In People v. Karmelich (1979) 92 Cal. App. 3d 452, 455-456 [154 Cal. Rptr. 842], defendant was found to be in possession of nine balloons containing "a substance resembling heroin." A chemical analysis confirmed that there was heroin in the substance, but not how much (except that it was at least one part per thousand). The argument presented was the same as in this case: that in the absence of further quantification there was not enough evidence of a usable quantity of heroin. The argument was rejected. The court pointed out that Leal discussed but did not overrule cases that had upheld convictions based upon only minute quantities of narcotics. It condemned cases in which no more than a residue, pointing to prior use, had been found. "The decision in Leal must be limited to such cases, where only a residue unuseable for any purpose, is found; it does not extend to cases such as this, comparable to the cases distinguished in Leal, where the presence of heroin itself, not a mere blackened residue on a spoon, was discovered." (92 Cal.App.3d at p. 456. See also People v. Piper (1971) 19 Cal. App. 3d 248, 250 [96 Cal. Rptr. 643]; People v. Pohle (1971) 20 Cal. App. 3d 78, 82 [97 Cal. Rptr. 364]; People v. Johnson, supra, 5 Cal. App. 3d 844, 848.)

Defendant seeks to explain Karmelich on the ground that the substance in question "itself resembled heroin" while in her case only mint leaves were visible to the naked eye.

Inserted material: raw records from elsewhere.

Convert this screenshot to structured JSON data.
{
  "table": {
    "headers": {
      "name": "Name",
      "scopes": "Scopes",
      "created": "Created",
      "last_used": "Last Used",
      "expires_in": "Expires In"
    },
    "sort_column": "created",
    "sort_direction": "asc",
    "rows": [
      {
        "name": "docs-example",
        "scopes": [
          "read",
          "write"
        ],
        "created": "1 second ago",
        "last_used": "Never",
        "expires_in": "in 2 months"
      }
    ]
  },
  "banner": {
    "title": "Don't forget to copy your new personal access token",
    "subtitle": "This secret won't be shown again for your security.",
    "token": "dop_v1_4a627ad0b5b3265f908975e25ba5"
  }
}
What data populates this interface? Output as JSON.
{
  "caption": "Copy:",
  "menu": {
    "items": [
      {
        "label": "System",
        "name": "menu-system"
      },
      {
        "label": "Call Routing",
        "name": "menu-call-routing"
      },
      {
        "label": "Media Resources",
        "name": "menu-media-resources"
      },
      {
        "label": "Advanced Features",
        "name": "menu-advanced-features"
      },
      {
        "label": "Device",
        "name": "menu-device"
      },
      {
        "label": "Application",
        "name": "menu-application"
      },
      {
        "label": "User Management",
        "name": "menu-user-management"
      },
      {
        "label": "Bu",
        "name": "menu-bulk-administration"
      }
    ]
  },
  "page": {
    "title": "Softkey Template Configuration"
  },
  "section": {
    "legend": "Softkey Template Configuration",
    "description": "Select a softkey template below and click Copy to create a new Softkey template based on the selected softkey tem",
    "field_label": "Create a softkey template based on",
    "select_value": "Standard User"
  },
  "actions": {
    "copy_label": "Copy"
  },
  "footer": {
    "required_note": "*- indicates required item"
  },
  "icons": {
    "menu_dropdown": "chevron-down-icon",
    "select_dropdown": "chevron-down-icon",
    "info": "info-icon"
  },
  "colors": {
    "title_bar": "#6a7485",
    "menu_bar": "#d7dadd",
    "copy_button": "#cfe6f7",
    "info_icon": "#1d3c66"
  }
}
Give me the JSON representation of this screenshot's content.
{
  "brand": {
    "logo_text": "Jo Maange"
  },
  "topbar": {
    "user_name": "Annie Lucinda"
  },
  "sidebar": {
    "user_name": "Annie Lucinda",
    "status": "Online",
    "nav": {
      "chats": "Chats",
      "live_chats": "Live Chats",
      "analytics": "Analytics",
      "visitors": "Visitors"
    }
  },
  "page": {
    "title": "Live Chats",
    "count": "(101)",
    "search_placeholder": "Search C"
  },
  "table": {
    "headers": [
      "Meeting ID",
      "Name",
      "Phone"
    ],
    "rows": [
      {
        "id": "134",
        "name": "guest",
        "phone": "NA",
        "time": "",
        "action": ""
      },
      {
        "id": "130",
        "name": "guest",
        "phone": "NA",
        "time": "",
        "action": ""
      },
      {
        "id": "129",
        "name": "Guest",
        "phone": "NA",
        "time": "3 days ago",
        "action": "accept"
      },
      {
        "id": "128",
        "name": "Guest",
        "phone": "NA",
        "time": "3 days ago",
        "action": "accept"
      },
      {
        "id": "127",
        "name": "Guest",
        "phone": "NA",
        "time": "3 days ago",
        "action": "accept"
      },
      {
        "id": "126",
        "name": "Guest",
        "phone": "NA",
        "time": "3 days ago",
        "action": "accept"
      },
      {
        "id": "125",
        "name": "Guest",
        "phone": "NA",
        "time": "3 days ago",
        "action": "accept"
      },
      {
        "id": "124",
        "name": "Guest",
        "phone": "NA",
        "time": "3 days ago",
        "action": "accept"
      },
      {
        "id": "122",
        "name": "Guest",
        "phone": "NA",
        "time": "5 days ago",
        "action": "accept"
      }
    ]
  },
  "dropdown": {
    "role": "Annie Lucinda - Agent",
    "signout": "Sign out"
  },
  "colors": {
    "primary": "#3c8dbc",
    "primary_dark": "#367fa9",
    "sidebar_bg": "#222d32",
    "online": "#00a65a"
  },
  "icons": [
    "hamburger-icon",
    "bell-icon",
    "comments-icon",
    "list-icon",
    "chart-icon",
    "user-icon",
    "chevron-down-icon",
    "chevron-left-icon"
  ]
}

This seems to us a classic "distinction without a difference." It is immaterial whether the contraband is visually indistinguishable because it is mixed together with an inert substance of similar color and texture, or because, as a clear liquid, it adheres and dries onto the material to which it is fixed.

In either case, the contraband was added to a substance for purpose of ingestion--its obvious intended use.

The judgment is affirmed.

Lillie, Acting P. J., and Hanson (Thaxton), J., concurred.

FN 1. All code citations are to the Health and Safety Code unless otherwise indicated.

FN 2. Former section 11056, subdivisions (a), (b)(8). Effective January 1, 1979, see sections 11378.5, 11055, subdivision (e). (Stats. 1978, ch. 699.)

FN 3. Our summary is taken from the engrossed settled statement on appeal filed in lieu of reporter's and clerk's transcripts. (Cal. Rules of Court, rule 184.) After the case was transferred here, the People sought leave to augment the record by presenting a transcript of testimony which, it was claimed, contradicted the settled statement. Since both sides accepted the settled statement procedure for presenting the facts on appeal, and since the statement was duly settled by the trial court, the People's motion was denied.

FN 4. "Laced" is not a scientific term. Its lexicographic meaning (in this sense; we are not discussing shoelaces) is "to mingle or dash" one substance with another (the Oxford Universal Dict. (3d ed. 1955) p. 1096); "to add a dash" or "to give savor or zest to" (Webster's Fourth New Collegiate Dict. (1965)); as "a dash of spirits (or formerly sugar) added to coffee or some other beverage." (Webster's New Internat. Dict. (1928 ed.) p. 1202.)